__Component data from apps and pages__.
------------------------------------------------
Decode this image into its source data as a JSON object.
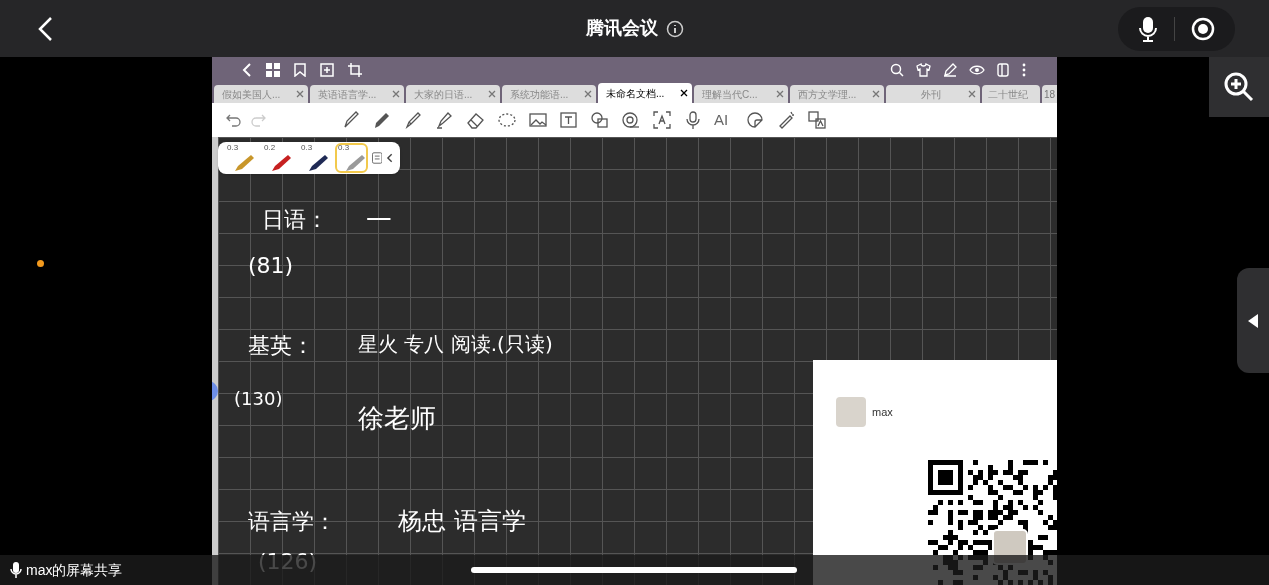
{
  "meeting_bar": {
    "title": "腾讯会议"
  },
  "app_tabs": [
    {
      "label": "假如美国人...",
      "selected": false
    },
    {
      "label": "英语语言学...",
      "selected": false
    },
    {
      "label": "大家的日语...",
      "selected": false
    },
    {
      "label": "系统功能语...",
      "selected": false
    },
    {
      "label": "未命名文档...",
      "selected": true
    },
    {
      "label": "理解当代C...",
      "selected": false
    },
    {
      "label": "西方文学理...",
      "selected": false
    },
    {
      "label": "外刊",
      "selected": false
    },
    {
      "label": "二十世纪",
      "selected": false
    }
  ],
  "tab_count": "18",
  "toolbar": {
    "ai_label": "AI"
  },
  "pens": [
    {
      "size": "0.3",
      "color": "#c8962a",
      "selected": false
    },
    {
      "size": "0.2",
      "color": "#c62020",
      "selected": false
    },
    {
      "size": "0.3",
      "color": "#1f2a55",
      "selected": false
    },
    {
      "size": "0.3",
      "color": "#9a9a9a",
      "selected": true
    }
  ],
  "notes": [
    "日语：",
    "一",
    "(81)",
    "基英：",
    "星火 专八 阅读.(只读)",
    "(130)",
    "徐老师",
    "语言学：",
    "杨忠 语言学",
    "(126)"
  ],
  "qr_card": {
    "name": "max"
  },
  "share_bar": {
    "label": "max的屏幕共享"
  }
}
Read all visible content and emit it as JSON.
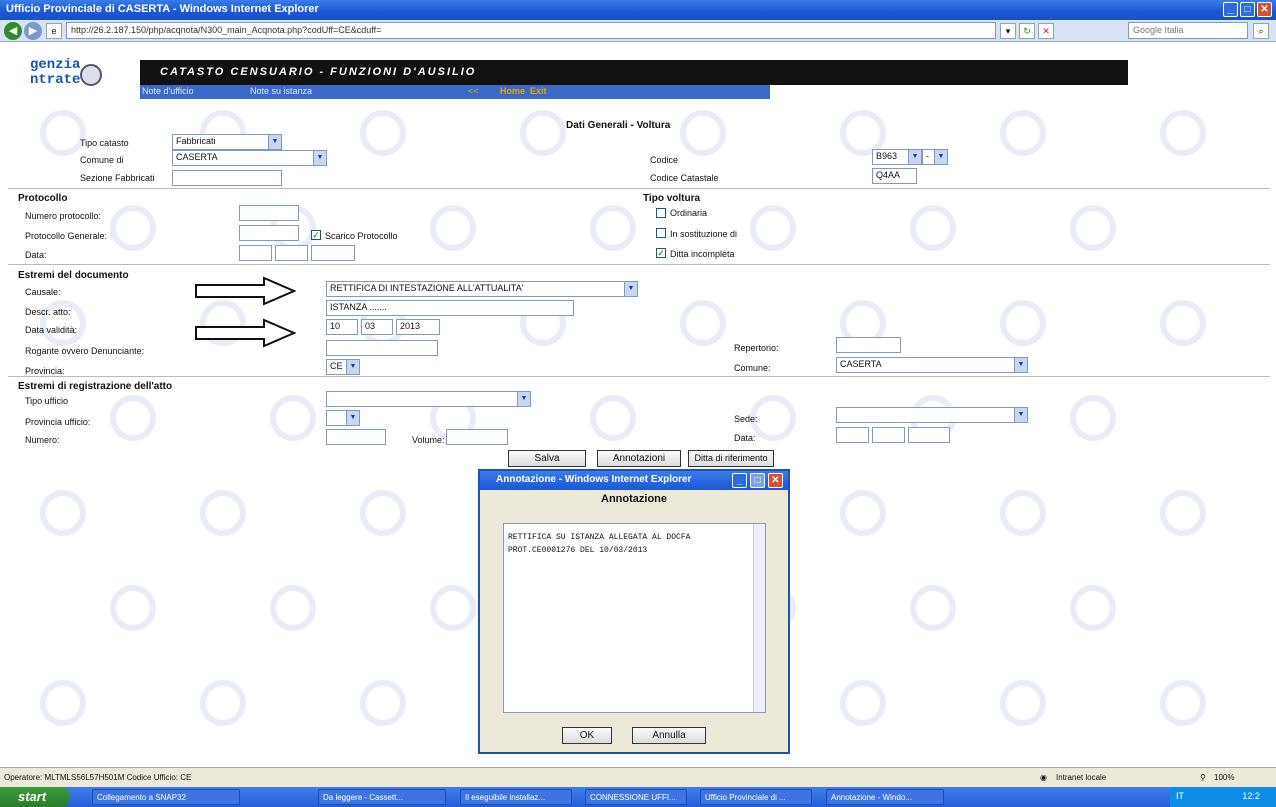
{
  "window": {
    "title": "Ufficio Provinciale di CASERTA - Windows Internet Explorer",
    "url": "http://26.2.187.150/php/acqnota/N300_main_Acqnota.php?codUff=CE&cduff=",
    "search_placeholder": "Google Italia"
  },
  "header": {
    "logo_line1": "genzia",
    "logo_line2": "ntrate",
    "title": "CATASTO CENSUARIO - FUNZIONI D'AUSILIO",
    "note_ufficio": "Note d'ufficio",
    "note_istanza": "Note su istanza",
    "nav_back": "<<",
    "home": "Home",
    "exit": "Exit"
  },
  "form": {
    "title": "Dati Generali - Voltura",
    "tipo_catasto": {
      "label": "Tipo catasto",
      "value": "Fabbricati"
    },
    "comune_di": {
      "label": "Comune di",
      "value": "CASERTA"
    },
    "sezione": {
      "label": "Sezione Fabbricati",
      "value": ""
    },
    "codice": {
      "label": "Codice",
      "value": "B963",
      "suffix": "-"
    },
    "codice_catastale": {
      "label": "Codice Catastale",
      "value": "Q4AA"
    },
    "protocollo": {
      "title": "Protocollo",
      "numero_label": "Numero protocollo:",
      "generale_label": "Protocollo Generale:",
      "scarico_label": "Scarico Protocollo",
      "data_label": "Data:"
    },
    "tipo_voltura": {
      "title": "Tipo voltura",
      "ordinaria": "Ordinaria",
      "sostituzione": "In sostituzione di",
      "ditta": "Ditta incompleta"
    },
    "estremi_doc": {
      "title": "Estremi del documento",
      "causale_label": "Causale:",
      "causale_value": "RETTIFICA DI INTESTAZIONE ALL'ATTUALITA'",
      "descr_label": "Descr. atto:",
      "descr_value": "ISTANZA .......",
      "data_label": "Data validità:",
      "day": "10",
      "month": "03",
      "year": "2013",
      "rogante_label": "Rogante ovvero Denunciante:",
      "provincia_label": "Provincia:",
      "provincia_value": "CE",
      "repertorio_label": "Repertorio:",
      "comune_label": "Comune:",
      "comune_value": "CASERTA"
    },
    "estremi_reg": {
      "title": "Estremi di registrazione dell'atto",
      "tipo_label": "Tipo ufficio",
      "prov_label": "Provincia ufficio:",
      "numero_label": "Numero:",
      "volume_label": "Volume:",
      "sede_label": "Sede:",
      "data_label": "Data:"
    },
    "buttons": {
      "salva": "Salva",
      "annotazioni": "Annotazioni",
      "ditta": "Ditta di riferimento"
    }
  },
  "modal": {
    "title": "Annotazione - Windows Internet Explorer",
    "heading": "Annotazione",
    "text": "RETTIFICA SU ISTANZA ALLEGATA AL DOCFA\nPROT.CE0001276 DEL 10/03/2013",
    "ok": "OK",
    "annulla": "Annulla"
  },
  "status": {
    "operator": "Operatore: MLTMLS56L57H501M Codice Ufficio: CE",
    "zone": "Intranet locale",
    "zoom": "100%"
  },
  "taskbar": {
    "start": "start",
    "items": [
      "Collegamento a SNAP32",
      "Da leggere - Cassett...",
      "Il eseguibile installaz...",
      "CONNESSIONE UFFI...",
      "Ufficio Provinciale di ...",
      "Annotazione - Windo..."
    ],
    "lang": "IT",
    "clock": "12:2"
  }
}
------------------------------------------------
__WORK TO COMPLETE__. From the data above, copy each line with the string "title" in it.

__ANSWER__.
    "title": "腾讯会议"
    "title": "Ufficio Provinciale di CASERTA - Windows Internet Explorer",
    "title": "CATASTO CENSUARIO - FUNZIONI D'AUSILIO",
    "title": "Dati Generali - Voltura",
      "title": "Protocollo",
      "title": "Tipo voltura",
      "title": "Estremi del documento",
      "title": "Estremi di registrazione dell'atto",
    "title": "Annotazione - Windows Internet Explorer",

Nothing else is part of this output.